**Your instructions:**
Print only the lines running from the line with "Read all visible content and emit it as JSON." to the final line below, both included, exactly as written and without the pictures.

(Dataset entries)
•••••

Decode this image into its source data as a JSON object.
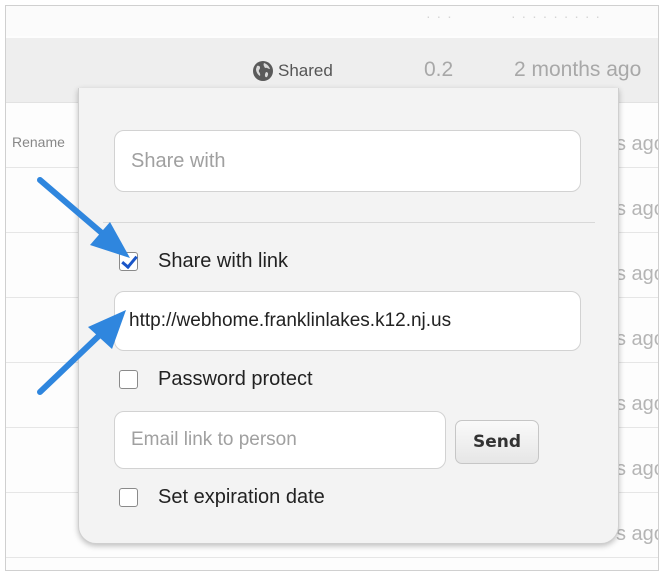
{
  "background_list": {
    "top_faint_left": "· · ·",
    "top_faint_right": "· · · · · · · · ·",
    "header": {
      "shared_label": "Shared",
      "version": "0.2",
      "modified": "2 months ago"
    },
    "rename_label": "Rename",
    "row_age_fragment": "s ago"
  },
  "share_popup": {
    "share_with_placeholder": "Share with",
    "share_with_link_label": "Share with link",
    "share_with_link_checked": true,
    "link_url": "http://webhome.franklinlakes.k12.nj.us",
    "password_protect_label": "Password protect",
    "password_protect_checked": false,
    "email_placeholder": "Email link to person",
    "send_label": "Send",
    "expiration_label": "Set expiration date",
    "expiration_checked": false
  },
  "colors": {
    "annotation_arrow": "#2f86de",
    "checkbox_check": "#1a56c8"
  },
  "icons": {
    "shared": "globe-icon"
  }
}
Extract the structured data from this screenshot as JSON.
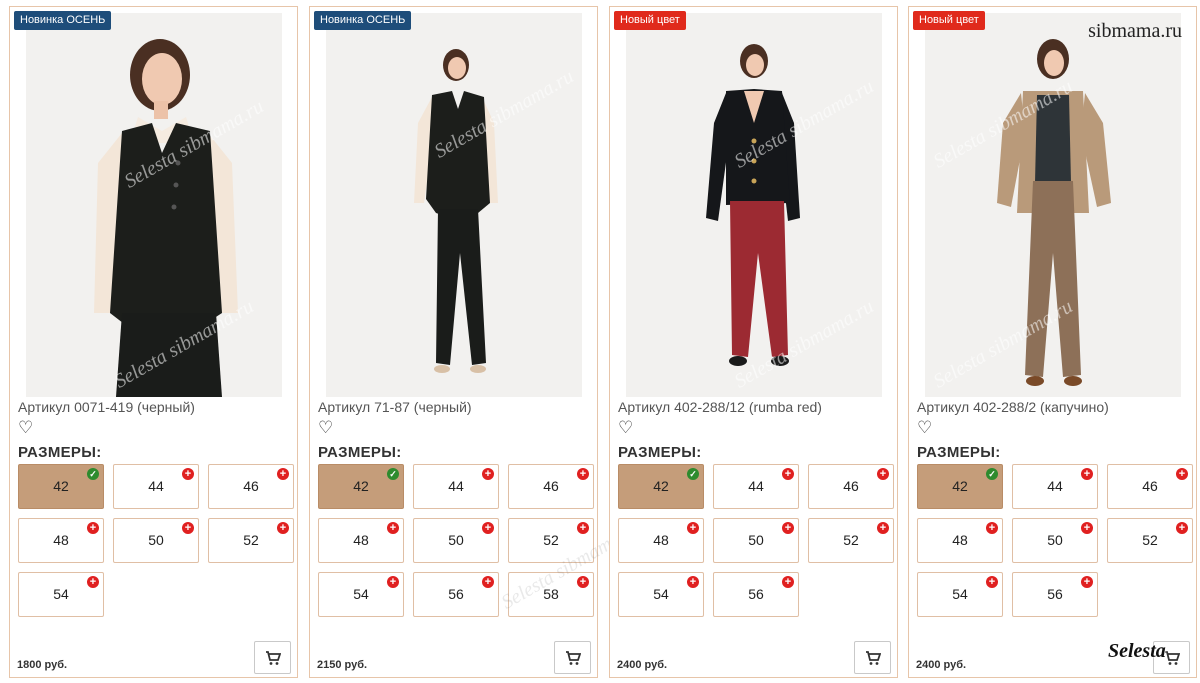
{
  "overlay": {
    "site": "sibmama.ru",
    "brand": "Selesta",
    "watermark": "Selesta sibmama.ru"
  },
  "sizes_title": "РАЗМЕРЫ:",
  "colors": {
    "new_badge": "#1e4d7a",
    "color_badge": "#e02a1c",
    "selected_size": "#c59d7a",
    "add_mark": "#e02020",
    "check_mark": "#2e8b2e"
  },
  "icons": {
    "favorite": "heart-icon",
    "cart": "shopping-cart-icon",
    "available": "check-icon",
    "add": "plus-icon"
  },
  "products": [
    {
      "badge": "Новинка ОСЕНЬ",
      "badge_type": "new",
      "article": "Артикул 0071-419 (черный)",
      "price": "1800 руб.",
      "sizes": [
        "42",
        "44",
        "46",
        "48",
        "50",
        "52",
        "54"
      ],
      "selected_size": "42"
    },
    {
      "badge": "Новинка ОСЕНЬ",
      "badge_type": "new",
      "article": "Артикул 71-87 (черный)",
      "price": "2150 руб.",
      "sizes": [
        "42",
        "44",
        "46",
        "48",
        "50",
        "52",
        "54",
        "56",
        "58"
      ],
      "selected_size": "42"
    },
    {
      "badge": "Новый цвет",
      "badge_type": "color",
      "article": "Артикул 402-288/12 (rumba red)",
      "price": "2400 руб.",
      "sizes": [
        "42",
        "44",
        "46",
        "48",
        "50",
        "52",
        "54",
        "56"
      ],
      "selected_size": "42"
    },
    {
      "badge": "Новый цвет",
      "badge_type": "color",
      "article": "Артикул 402-288/2 (капучино)",
      "price": "2400 руб.",
      "sizes": [
        "42",
        "44",
        "46",
        "48",
        "50",
        "52",
        "54",
        "56"
      ],
      "selected_size": "42"
    }
  ]
}
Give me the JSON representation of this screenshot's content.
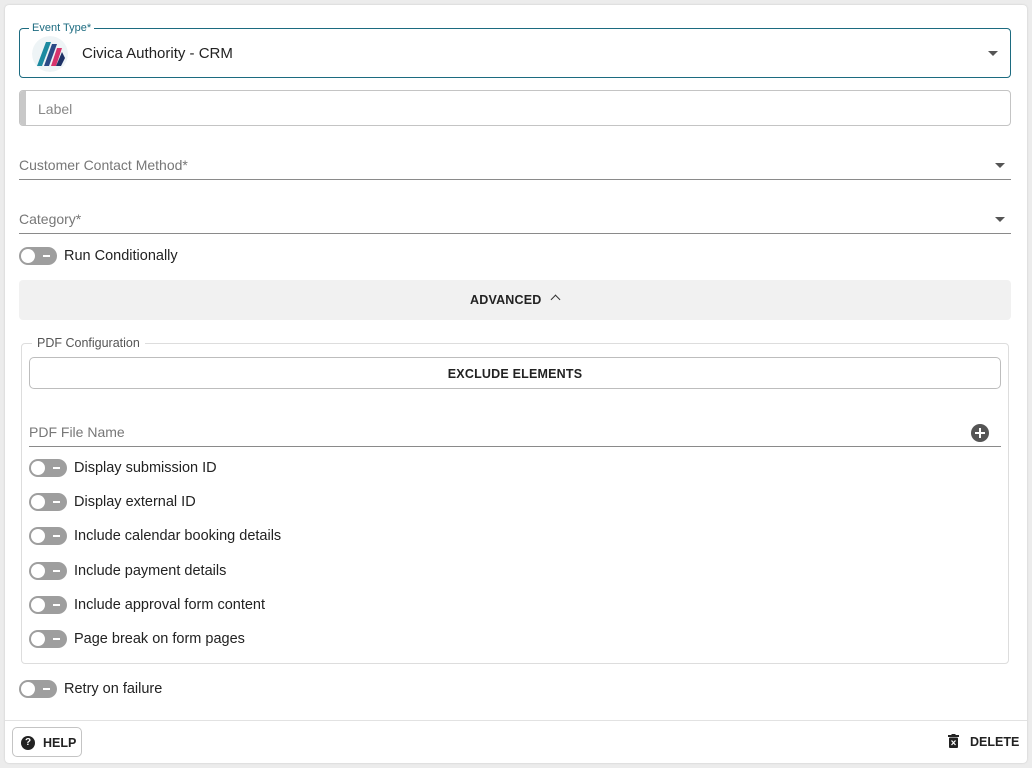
{
  "event_type": {
    "legend": "Event Type*",
    "value": "Civica Authority - CRM"
  },
  "label_field": {
    "placeholder": "Label"
  },
  "contact_method": {
    "label": "Customer Contact Method*"
  },
  "category": {
    "label": "Category*"
  },
  "run_conditionally": {
    "label": "Run Conditionally",
    "enabled": false
  },
  "advanced": {
    "label": "ADVANCED",
    "expanded": true
  },
  "pdf_config": {
    "legend": "PDF Configuration",
    "exclude_button": "EXCLUDE ELEMENTS",
    "file_name_label": "PDF File Name",
    "toggles": [
      {
        "label": "Display submission ID",
        "enabled": false
      },
      {
        "label": "Display external ID",
        "enabled": false
      },
      {
        "label": "Include calendar booking details",
        "enabled": false
      },
      {
        "label": "Include payment details",
        "enabled": false
      },
      {
        "label": "Include approval form content",
        "enabled": false
      },
      {
        "label": "Page break on form pages",
        "enabled": false
      }
    ]
  },
  "retry": {
    "label": "Retry on failure",
    "enabled": false
  },
  "footer": {
    "help_label": "HELP",
    "delete_label": "DELETE"
  },
  "colors": {
    "accent": "#1c6b80",
    "toggle_off": "#9e9e9e"
  },
  "icons": {
    "logo": "civica-logo",
    "help": "question-circle-icon",
    "delete": "trash-icon",
    "add": "plus-circle-icon"
  }
}
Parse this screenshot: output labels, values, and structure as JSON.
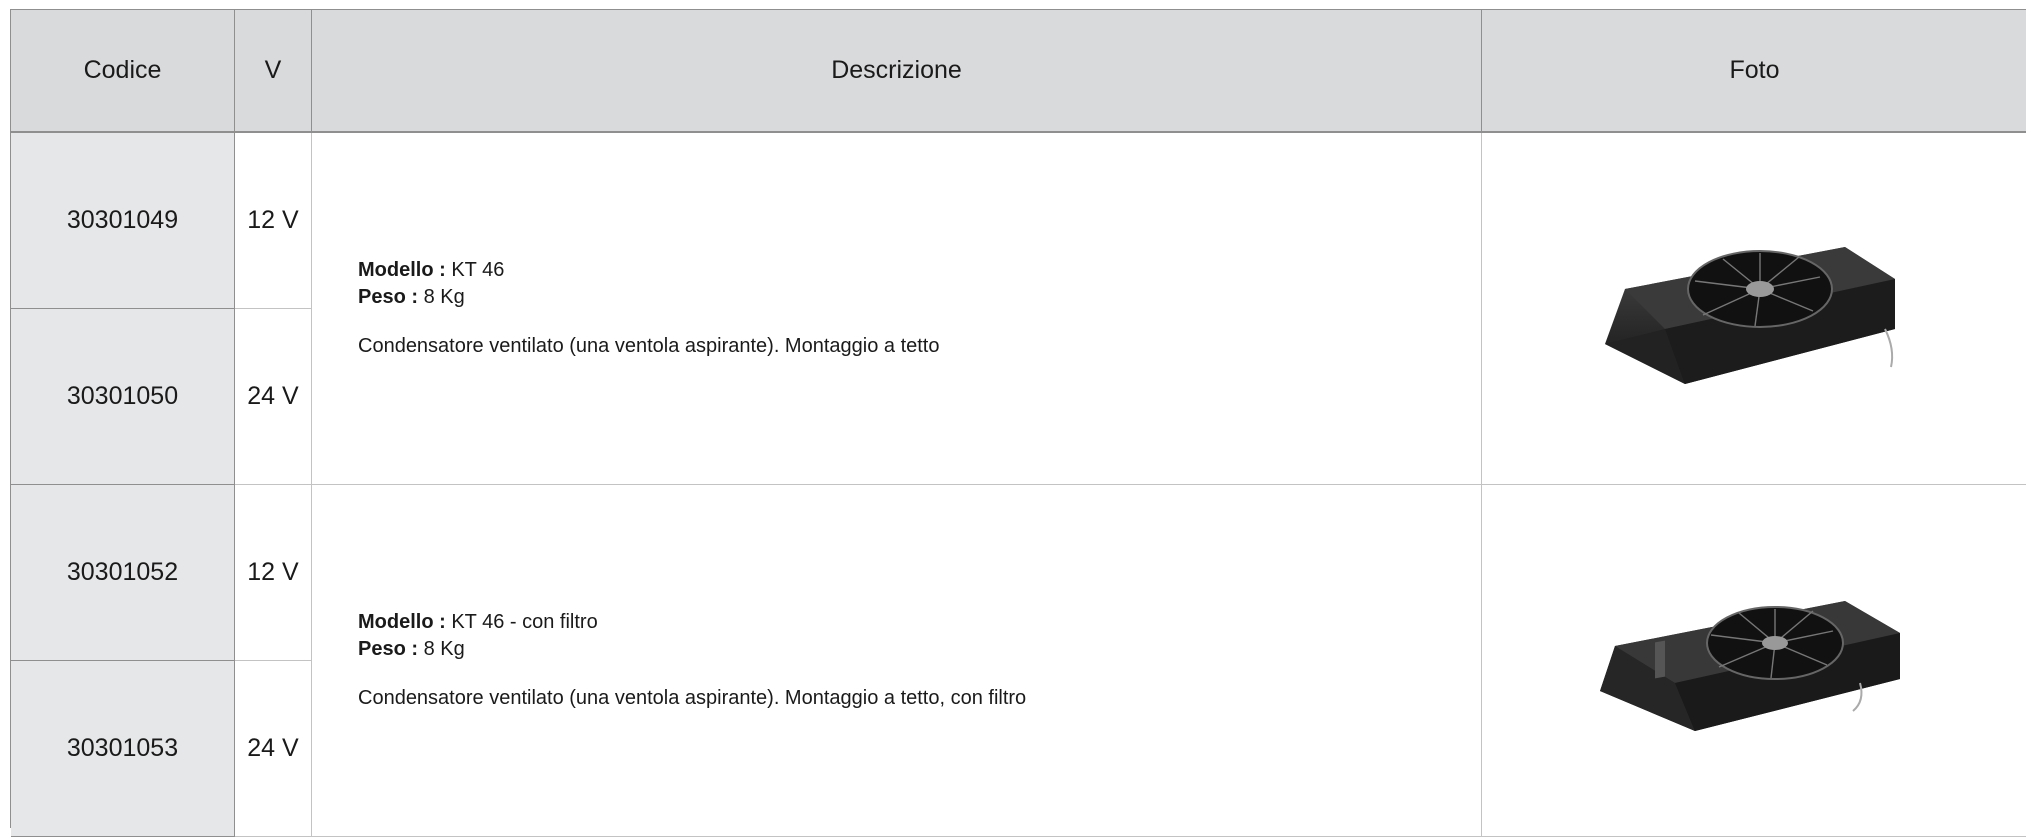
{
  "headers": {
    "code": "Codice",
    "voltage": "V",
    "description": "Descrizione",
    "photo": "Foto"
  },
  "products": [
    {
      "variants": [
        {
          "code": "30301049",
          "voltage": "12 V"
        },
        {
          "code": "30301050",
          "voltage": "24 V"
        }
      ],
      "model_label": "Modello :",
      "model": "KT 46",
      "weight_label": "Peso :",
      "weight": "8 Kg",
      "description": "Condensatore ventilato (una ventola aspirante). Montaggio a tetto",
      "photo_icon": "roof-condenser-fan-image"
    },
    {
      "variants": [
        {
          "code": "30301052",
          "voltage": "12 V"
        },
        {
          "code": "30301053",
          "voltage": "24 V"
        }
      ],
      "model_label": "Modello :",
      "model": "KT 46 - con filtro",
      "weight_label": "Peso :",
      "weight": "8 Kg",
      "description": "Condensatore ventilato (una ventola aspirante). Montaggio a tetto, con filtro",
      "photo_icon": "roof-condenser-fan-with-filter-image"
    }
  ]
}
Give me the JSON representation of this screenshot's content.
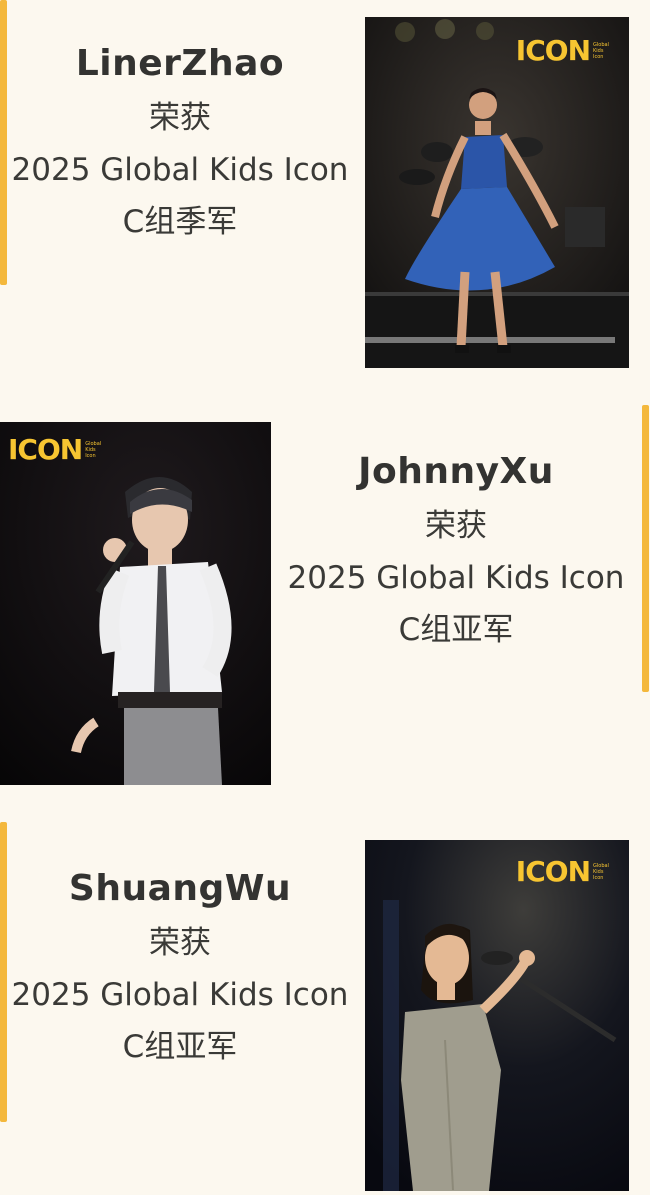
{
  "awards": [
    {
      "name": "LinerZhao",
      "honor": "荣获",
      "event": "2025 Global Kids Icon",
      "result": "C组季军"
    },
    {
      "name": "JohnnyXu",
      "honor": "荣获",
      "event": "2025 Global Kids Icon",
      "result": "C组亚军"
    },
    {
      "name": "ShuangWu",
      "honor": "荣获",
      "event": "2025 Global Kids Icon",
      "result": "C组亚军"
    }
  ],
  "logo": {
    "word": "ICON",
    "tagline": "Global Kids Icon"
  },
  "colors": {
    "background": "#fcf8ef",
    "accent": "#f4b83c",
    "logo": "#f7c531"
  }
}
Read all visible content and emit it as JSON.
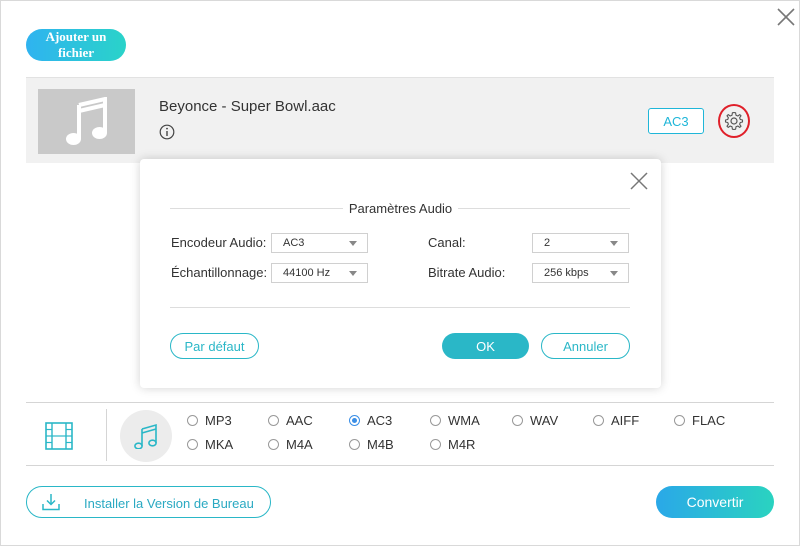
{
  "toolbar": {
    "add_file_label": "Ajouter un fichier"
  },
  "file": {
    "name": "Beyonce - Super Bowl.aac",
    "format_badge": "AC3"
  },
  "dialog": {
    "title": "Paramètres Audio",
    "encoder_label": "Encodeur Audio:",
    "encoder_value": "AC3",
    "samplerate_label": "Échantillonnage:",
    "samplerate_value": "44100 Hz",
    "channel_label": "Canal:",
    "channel_value": "2",
    "bitrate_label": "Bitrate Audio:",
    "bitrate_value": "256 kbps",
    "default_button": "Par défaut",
    "ok_button": "OK",
    "cancel_button": "Annuler"
  },
  "formats": {
    "selected": "AC3",
    "row1": [
      "MP3",
      "AAC",
      "AC3",
      "WMA",
      "WAV",
      "AIFF",
      "FLAC"
    ],
    "row2": [
      "MKA",
      "M4A",
      "M4B",
      "M4R"
    ]
  },
  "footer": {
    "install_label": "Installer la Version de Bureau",
    "convert_label": "Convertir"
  },
  "colors": {
    "accent": "#2ab7c7",
    "highlight_ring": "#e0202a",
    "radio_selected": "#3a8ee6"
  }
}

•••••

**Output of the task:**
Read all visible content and emit it as JSON.
{
  "toolbar": {
    "add_file_label": "Ajouter un fichier"
  },
  "file": {
    "name": "Beyonce - Super Bowl.aac",
    "format_badge": "AC3"
  },
  "dialog": {
    "title": "Paramètres Audio",
    "encoder_label": "Encodeur Audio:",
    "encoder_value": "AC3",
    "samplerate_label": "Échantillonnage:",
    "samplerate_value": "44100 Hz",
    "channel_label": "Canal:",
    "channel_value": "2",
    "bitrate_label": "Bitrate Audio:",
    "bitrate_value": "256 kbps",
    "default_button": "Par défaut",
    "ok_button": "OK",
    "cancel_button": "Annuler"
  },
  "formats": {
    "selected": "AC3",
    "row1": [
      "MP3",
      "AAC",
      "AC3",
      "WMA",
      "WAV",
      "AIFF",
      "FLAC"
    ],
    "row2": [
      "MKA",
      "M4A",
      "M4B",
      "M4R"
    ]
  },
  "footer": {
    "install_label": "Installer la Version de Bureau",
    "convert_label": "Convertir"
  },
  "colors": {
    "accent": "#2ab7c7",
    "highlight_ring": "#e0202a",
    "radio_selected": "#3a8ee6"
  }
}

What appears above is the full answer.